(App and web page records)
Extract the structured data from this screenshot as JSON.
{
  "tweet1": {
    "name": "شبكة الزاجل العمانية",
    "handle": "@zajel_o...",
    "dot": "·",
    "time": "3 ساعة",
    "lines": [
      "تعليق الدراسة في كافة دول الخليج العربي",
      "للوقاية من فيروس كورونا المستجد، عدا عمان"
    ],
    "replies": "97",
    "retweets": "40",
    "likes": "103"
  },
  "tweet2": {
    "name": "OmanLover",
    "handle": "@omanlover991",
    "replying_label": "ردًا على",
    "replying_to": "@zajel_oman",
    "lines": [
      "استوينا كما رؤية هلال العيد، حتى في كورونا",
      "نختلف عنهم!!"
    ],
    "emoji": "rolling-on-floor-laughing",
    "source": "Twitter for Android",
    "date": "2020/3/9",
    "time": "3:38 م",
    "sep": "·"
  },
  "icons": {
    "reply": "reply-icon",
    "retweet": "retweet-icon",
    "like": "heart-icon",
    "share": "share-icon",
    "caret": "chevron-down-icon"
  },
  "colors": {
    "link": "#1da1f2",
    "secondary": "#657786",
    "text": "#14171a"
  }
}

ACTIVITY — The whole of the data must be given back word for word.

FINAL ANSWER —
Extract the structured data from this screenshot as JSON.
{
  "tweet1": {
    "name": "شبكة الزاجل العمانية",
    "handle": "@zajel_o...",
    "dot": "·",
    "time": "3 ساعة",
    "lines": [
      "تعليق الدراسة في كافة دول الخليج العربي",
      "للوقاية من فيروس كورونا المستجد، عدا عمان"
    ],
    "replies": "97",
    "retweets": "40",
    "likes": "103"
  },
  "tweet2": {
    "name": "OmanLover",
    "handle": "@omanlover991",
    "replying_label": "ردًا على",
    "replying_to": "@zajel_oman",
    "lines": [
      "استوينا كما رؤية هلال العيد، حتى في كورونا",
      "نختلف عنهم!!"
    ],
    "emoji": "rolling-on-floor-laughing",
    "source": "Twitter for Android",
    "date": "2020/3/9",
    "time": "3:38 م",
    "sep": "·"
  },
  "icons": {
    "reply": "reply-icon",
    "retweet": "retweet-icon",
    "like": "heart-icon",
    "share": "share-icon",
    "caret": "chevron-down-icon"
  },
  "colors": {
    "link": "#1da1f2",
    "secondary": "#657786",
    "text": "#14171a"
  }
}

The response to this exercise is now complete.